### [Required work]
Your task is to retype every entry exactly while omitting the pictures.

### [Data for this exercise]

◆ ◆ ◆ ◆ ◆

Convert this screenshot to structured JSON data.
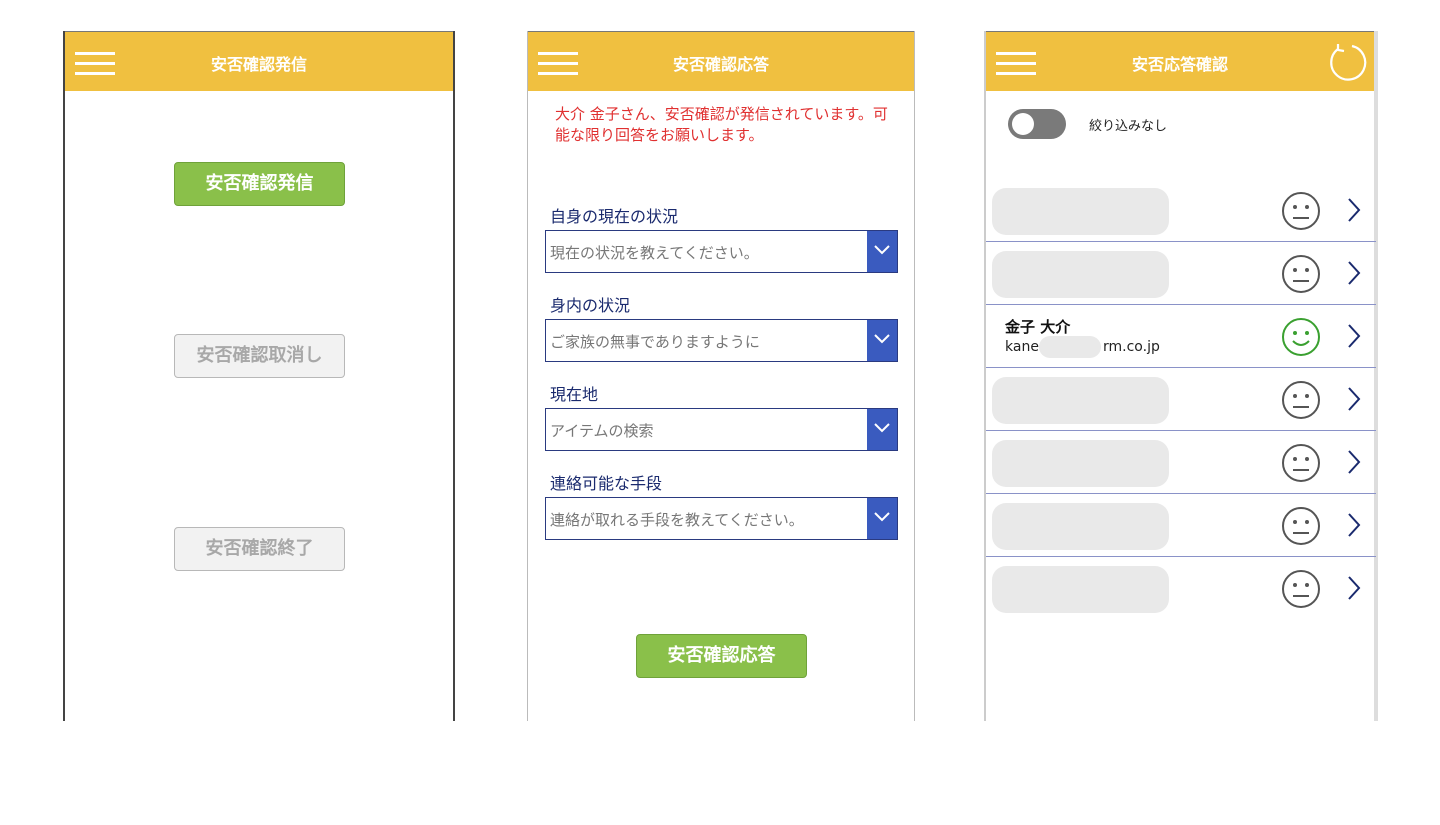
{
  "screen1": {
    "title": "安否確認発信",
    "send_button": "安否確認発信",
    "cancel_button": "安否確認取消し",
    "end_button": "安否確認終了"
  },
  "screen2": {
    "title": "安否確認応答",
    "notice": "大介 金子さん、安否確認が発信されています。可能な限り回答をお願いします。",
    "fields": [
      {
        "label": "自身の現在の状況",
        "placeholder": "現在の状況を教えてください。"
      },
      {
        "label": "身内の状況",
        "placeholder": "ご家族の無事でありますように"
      },
      {
        "label": "現在地",
        "placeholder": "アイテムの検索"
      },
      {
        "label": "連絡可能な手段",
        "placeholder": "連絡が取れる手段を教えてください。"
      }
    ],
    "submit_button": "安否確認応答"
  },
  "screen3": {
    "title": "安否応答確認",
    "filter_label": "絞り込みなし",
    "filter_on": false,
    "rows": [
      {
        "name": "",
        "email": "",
        "status": "neutral"
      },
      {
        "name": "",
        "email": "",
        "status": "neutral"
      },
      {
        "name": "金子 大介",
        "email_prefix": "kane",
        "email_suffix": "rm.co.jp",
        "status": "ok"
      },
      {
        "name": "",
        "email": "",
        "status": "neutral"
      },
      {
        "name": "",
        "email": "",
        "status": "neutral"
      },
      {
        "name": "",
        "email": "",
        "status": "neutral"
      },
      {
        "name": "",
        "email": "",
        "status": "neutral"
      }
    ]
  },
  "colors": {
    "header": "#f0c040",
    "button_green": "#8ac04a",
    "notice_red": "#e03030",
    "dropdown_blue": "#3a5bbf",
    "label_navy": "#1a2a6e",
    "ok_green": "#3aa030",
    "neutral_gray": "#555555"
  },
  "icons": {
    "menu": "hamburger-icon",
    "refresh": "refresh-icon",
    "dropdown": "chevron-down-icon",
    "row_arrow": "chevron-right-icon",
    "status_neutral": "neutral-face-icon",
    "status_ok": "smile-face-icon"
  }
}
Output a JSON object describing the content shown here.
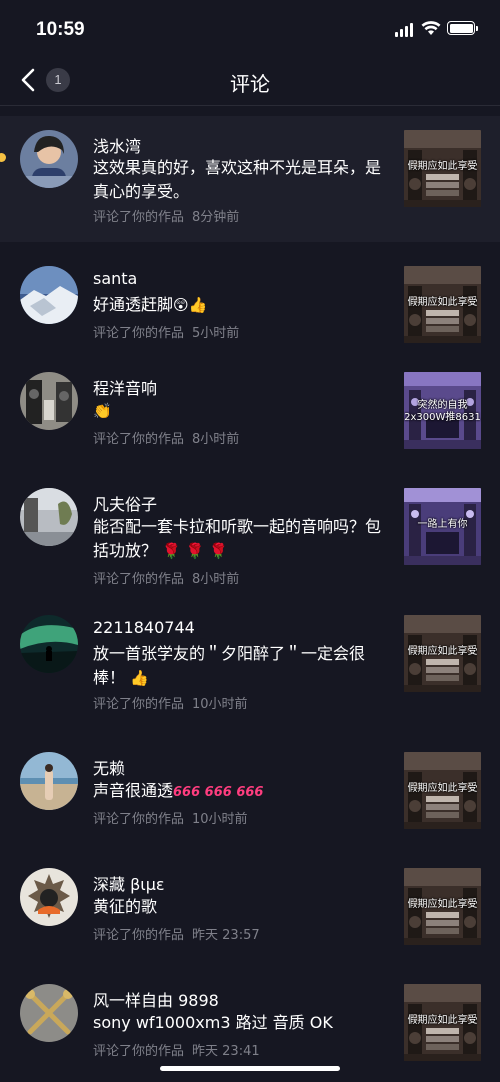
{
  "status_bar": {
    "time": "10:59"
  },
  "nav": {
    "back_badge_count": "1",
    "title": "评论"
  },
  "comments": [
    {
      "username": "浅水湾",
      "text": "这效果真的好，喜欢这种不光是耳朵，是真心的享受。",
      "action": "评论了你的作品",
      "time": "8分钟前",
      "thumb_caption": "假期应如此享受",
      "unread": true
    },
    {
      "username": "santa",
      "text": "好通透赶脚",
      "emojis": "😲👍",
      "action": "评论了你的作品",
      "time": "5小时前",
      "thumb_caption": "假期应如此享受"
    },
    {
      "username": "程洋音响",
      "text": "",
      "emojis": "👏",
      "action": "评论了你的作品",
      "time": "8小时前",
      "thumb_caption": "突然的自我 2x300W推8631"
    },
    {
      "username": "凡夫俗子",
      "text": "能否配一套卡拉和听歌一起的音响吗？包括功放？",
      "emojis": "🌹 🌹 🌹",
      "action": "评论了你的作品",
      "time": "8小时前",
      "thumb_caption": "一路上有你"
    },
    {
      "username": "2211840744",
      "text": "放一首张学友的＂夕阳醉了＂一定会很棒！",
      "emojis": "👍",
      "action": "评论了你的作品",
      "time": "10小时前",
      "thumb_caption": "假期应如此享受"
    },
    {
      "username": "无赖",
      "text": "声音很通透",
      "emojis": "666 666 666",
      "action": "评论了你的作品",
      "time": "10小时前",
      "thumb_caption": "假期应如此享受"
    },
    {
      "username": "深藏 βιμε",
      "text": "黄征的歌",
      "action": "评论了你的作品",
      "time": "昨天 23:57",
      "thumb_caption": "假期应如此享受"
    },
    {
      "username": "风一样自由 9898",
      "text": "sony wf1000xm3 路过 音质 OK",
      "action": "评论了你的作品",
      "time": "昨天 23:41",
      "thumb_caption": "假期应如此享受"
    }
  ],
  "colors": {
    "background": "#161722",
    "highlight_row": "#1e1f2b",
    "meta_text": "#7f808a",
    "unread_dot": "#f6c143",
    "emoji_666": "#ff3d7f"
  }
}
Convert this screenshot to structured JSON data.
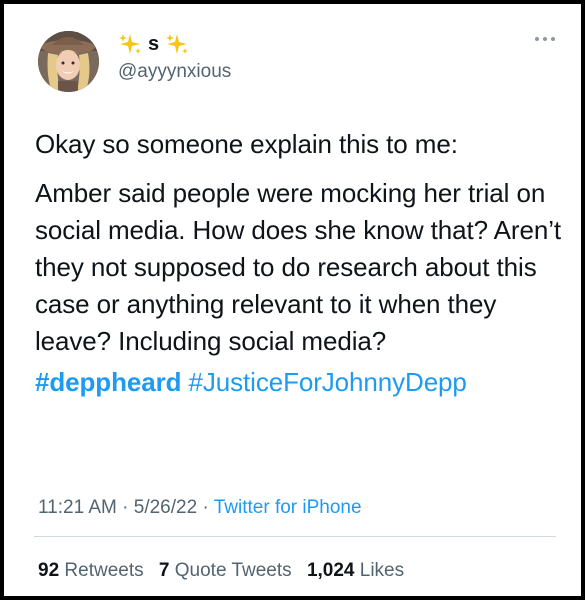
{
  "tweet": {
    "display_name": "s",
    "handle": "@ayyynxious",
    "sparkle_emoji": "sparkles-icon",
    "paragraph1": "Okay so someone explain this to me:",
    "paragraph2": "Amber said people were mocking her trial on social media. How does she know that? Aren’t they not supposed to do research about this case or anything relevant to it when they leave? Including social media?",
    "hashtags": [
      "#deppheard",
      "#JusticeForJohnnyDepp"
    ],
    "time": "11:21 AM",
    "date": "5/26/22",
    "source": "Twitter for iPhone",
    "separator": "·"
  },
  "stats": {
    "retweets_count": "92",
    "retweets_label": "Retweets",
    "quote_count": "7",
    "quote_label": "Quote Tweets",
    "likes_count": "1,024",
    "likes_label": "Likes"
  },
  "colors": {
    "link": "#1d9bf0",
    "secondary_text": "#536471",
    "primary_text": "#0f1419",
    "divider": "#cfd9de",
    "border": "#000000"
  }
}
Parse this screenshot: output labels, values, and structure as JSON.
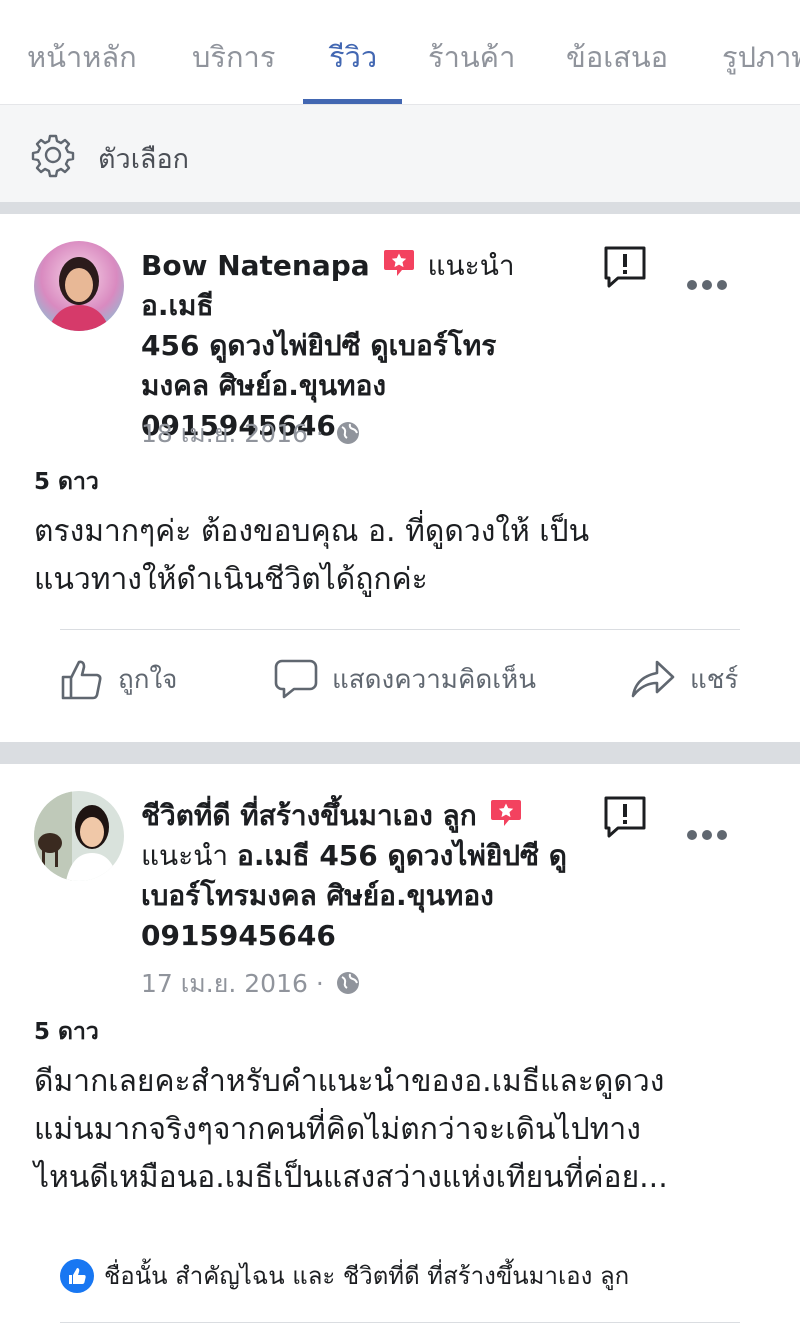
{
  "tabs": [
    {
      "label": "หน้าหลัก"
    },
    {
      "label": "บริการ"
    },
    {
      "label": "รีวิว"
    },
    {
      "label": "ร้านค้า"
    },
    {
      "label": "ข้อเสนอ"
    },
    {
      "label": "รูปภาพ"
    }
  ],
  "active_tab": "รีวิว",
  "options": {
    "label": "ตัวเลือก"
  },
  "reviews": [
    {
      "author": "Bow Natenapa",
      "verb": "แนะนำ",
      "page_name": "อ.เมธี 456 ดูดวงไพ่ยิปซี ดูเบอร์โทรมงคล ศิษย์อ.ขุนทอง 0915945646",
      "name_lines": [
        "456 ดูดวงไพ่ยิปซี ดูเบอร์โทร",
        "มงคล ศิษย์อ.ขุนทอง",
        "0915945646"
      ],
      "name_first": "อ.เมธี",
      "date": "18 เม.ย. 2016",
      "rating": "5 ดาว",
      "text_lines": [
        "ตรงมากๆค่ะ ต้องขอบคุณ อ. ที่ดูดวงให้  เป็น",
        "แนวทางให้ดำเนินชีวิตได้ถูกค่ะ"
      ]
    },
    {
      "author": "ชีวิตที่ดี ที่สร้างขึ้นมาเอง ลูก",
      "verb": "แนะนำ",
      "name_first": "อ.เมธี 456 ดูดวงไพ่ยิปซี ดู",
      "name_lines": [
        "เบอร์โทรมงคล ศิษย์อ.ขุนทอง",
        "0915945646"
      ],
      "date": "17 เม.ย. 2016",
      "rating": "5 ดาว",
      "text_lines": [
        "ดีมากเลยคะสำหรับคำแนะนำของอ.เมธีและดูดวง",
        "แม่นมากจริงๆจากคนที่คิดไม่ตกว่าจะเดินไปทาง",
        "ไหนดีเหมือนอ.เมธีเป็นแสงสว่างแห่งเทียนที่ค่อย..."
      ]
    }
  ],
  "actions": {
    "like": "ถูกใจ",
    "comment": "แสดงความคิดเห็น",
    "share": "แชร์"
  },
  "likes_text": "ชื่อนั้น สำคัญไฉน และ ชีวิตที่ดี ที่สร้างขึ้นมาเอง ลูก",
  "colors": {
    "accent": "#4267b2",
    "badge": "#f3425f",
    "like": "#1877f2"
  }
}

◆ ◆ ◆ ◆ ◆

### [Exercise output]
Convert this screenshot to structured JSON data.
{
  "screen1": {
    "title": "安否確認発信",
    "send_button": "安否確認発信",
    "cancel_button": "安否確認取消し",
    "end_button": "安否確認終了"
  },
  "screen2": {
    "title": "安否確認応答",
    "notice": "大介 金子さん、安否確認が発信されています。可能な限り回答をお願いします。",
    "fields": [
      {
        "label": "自身の現在の状況",
        "placeholder": "現在の状況を教えてください。"
      },
      {
        "label": "身内の状況",
        "placeholder": "ご家族の無事でありますように"
      },
      {
        "label": "現在地",
        "placeholder": "アイテムの検索"
      },
      {
        "label": "連絡可能な手段",
        "placeholder": "連絡が取れる手段を教えてください。"
      }
    ],
    "submit_button": "安否確認応答"
  },
  "screen3": {
    "title": "安否応答確認",
    "filter_label": "絞り込みなし",
    "filter_on": false,
    "rows": [
      {
        "name": "",
        "email": "",
        "status": "neutral"
      },
      {
        "name": "",
        "email": "",
        "status": "neutral"
      },
      {
        "name": "金子 大介",
        "email_prefix": "kane",
        "email_suffix": "rm.co.jp",
        "status": "ok"
      },
      {
        "name": "",
        "email": "",
        "status": "neutral"
      },
      {
        "name": "",
        "email": "",
        "status": "neutral"
      },
      {
        "name": "",
        "email": "",
        "status": "neutral"
      },
      {
        "name": "",
        "email": "",
        "status": "neutral"
      }
    ]
  },
  "colors": {
    "header": "#f0c040",
    "button_green": "#8ac04a",
    "notice_red": "#e03030",
    "dropdown_blue": "#3a5bbf",
    "label_navy": "#1a2a6e",
    "ok_green": "#3aa030",
    "neutral_gray": "#555555"
  },
  "icons": {
    "menu": "hamburger-icon",
    "refresh": "refresh-icon",
    "dropdown": "chevron-down-icon",
    "row_arrow": "chevron-right-icon",
    "status_neutral": "neutral-face-icon",
    "status_ok": "smile-face-icon"
  }
}
Output a JSON object describing the content shown here.
{
  "status_bar": {
    "time": "10:59"
  },
  "nav": {
    "back_badge_count": "1",
    "title": "评论"
  },
  "comments": [
    {
      "username": "浅水湾",
      "text": "这效果真的好，喜欢这种不光是耳朵，是真心的享受。",
      "action": "评论了你的作品",
      "time": "8分钟前",
      "thumb_caption": "假期应如此享受",
      "unread": true
    },
    {
      "username": "santa",
      "text": "好通透赶脚",
      "emojis": "😲👍",
      "action": "评论了你的作品",
      "time": "5小时前",
      "thumb_caption": "假期应如此享受"
    },
    {
      "username": "程洋音响",
      "text": "",
      "emojis": "👏",
      "action": "评论了你的作品",
      "time": "8小时前",
      "thumb_caption": "突然的自我 2x300W推8631"
    },
    {
      "username": "凡夫俗子",
      "text": "能否配一套卡拉和听歌一起的音响吗？包括功放？",
      "emojis": "🌹 🌹 🌹",
      "action": "评论了你的作品",
      "time": "8小时前",
      "thumb_caption": "一路上有你"
    },
    {
      "username": "2211840744",
      "text": "放一首张学友的＂夕阳醉了＂一定会很棒！",
      "emojis": "👍",
      "action": "评论了你的作品",
      "time": "10小时前",
      "thumb_caption": "假期应如此享受"
    },
    {
      "username": "无赖",
      "text": "声音很通透",
      "emojis": "666 666 666",
      "action": "评论了你的作品",
      "time": "10小时前",
      "thumb_caption": "假期应如此享受"
    },
    {
      "username": "深藏 βιμε",
      "text": "黄征的歌",
      "action": "评论了你的作品",
      "time": "昨天 23:57",
      "thumb_caption": "假期应如此享受"
    },
    {
      "username": "风一样自由 9898",
      "text": "sony wf1000xm3 路过 音质 OK",
      "action": "评论了你的作品",
      "time": "昨天 23:41",
      "thumb_caption": "假期应如此享受"
    }
  ],
  "colors": {
    "background": "#161722",
    "highlight_row": "#1e1f2b",
    "meta_text": "#7f808a",
    "unread_dot": "#f6c143",
    "emoji_666": "#ff3d7f"
  }
}
Convert this screenshot to structured JSON data.
{
  "tweet": {
    "display_name": "s",
    "handle": "@ayyynxious",
    "sparkle_emoji": "sparkles-icon",
    "paragraph1": "Okay so someone explain this to me:",
    "paragraph2": "Amber said people were mocking her trial on social media. How does she know that? Aren’t they not supposed to do research about this case or anything relevant to it when they leave? Including social media?",
    "hashtags": [
      "#deppheard",
      "#JusticeForJohnnyDepp"
    ],
    "time": "11:21 AM",
    "date": "5/26/22",
    "source": "Twitter for iPhone",
    "separator": "·"
  },
  "stats": {
    "retweets_count": "92",
    "retweets_label": "Retweets",
    "quote_count": "7",
    "quote_label": "Quote Tweets",
    "likes_count": "1,024",
    "likes_label": "Likes"
  },
  "colors": {
    "link": "#1d9bf0",
    "secondary_text": "#536471",
    "primary_text": "#0f1419",
    "divider": "#cfd9de",
    "border": "#000000"
  }
}
Parse this screenshot: output labels, values, and structure as JSON.
{
  "tabs": [
    {
      "label": "หน้าหลัก"
    },
    {
      "label": "บริการ"
    },
    {
      "label": "รีวิว"
    },
    {
      "label": "ร้านค้า"
    },
    {
      "label": "ข้อเสนอ"
    },
    {
      "label": "รูปภาพ"
    }
  ],
  "active_tab": "รีวิว",
  "options": {
    "label": "ตัวเลือก"
  },
  "reviews": [
    {
      "author": "Bow Natenapa",
      "verb": "แนะนำ",
      "page_name": "อ.เมธี 456 ดูดวงไพ่ยิปซี ดูเบอร์โทรมงคล ศิษย์อ.ขุนทอง 0915945646",
      "name_lines": [
        "456 ดูดวงไพ่ยิปซี ดูเบอร์โทร",
        "มงคล ศิษย์อ.ขุนทอง",
        "0915945646"
      ],
      "name_first": "อ.เมธี",
      "date": "18 เม.ย. 2016",
      "rating": "5 ดาว",
      "text_lines": [
        "ตรงมากๆค่ะ ต้องขอบคุณ อ. ที่ดูดวงให้  เป็น",
        "แนวทางให้ดำเนินชีวิตได้ถูกค่ะ"
      ]
    },
    {
      "author": "ชีวิตที่ดี ที่สร้างขึ้นมาเอง ลูก",
      "verb": "แนะนำ",
      "name_first": "อ.เมธี 456 ดูดวงไพ่ยิปซี ดู",
      "name_lines": [
        "เบอร์โทรมงคล ศิษย์อ.ขุนทอง",
        "0915945646"
      ],
      "date": "17 เม.ย. 2016",
      "rating": "5 ดาว",
      "text_lines": [
        "ดีมากเลยคะสำหรับคำแนะนำของอ.เมธีและดูดวง",
        "แม่นมากจริงๆจากคนที่คิดไม่ตกว่าจะเดินไปทาง",
        "ไหนดีเหมือนอ.เมธีเป็นแสงสว่างแห่งเทียนที่ค่อย..."
      ]
    }
  ],
  "actions": {
    "like": "ถูกใจ",
    "comment": "แสดงความคิดเห็น",
    "share": "แชร์"
  },
  "likes_text": "ชื่อนั้น สำคัญไฉน และ ชีวิตที่ดี ที่สร้างขึ้นมาเอง ลูก",
  "colors": {
    "accent": "#4267b2",
    "badge": "#f3425f",
    "like": "#1877f2"
  }
}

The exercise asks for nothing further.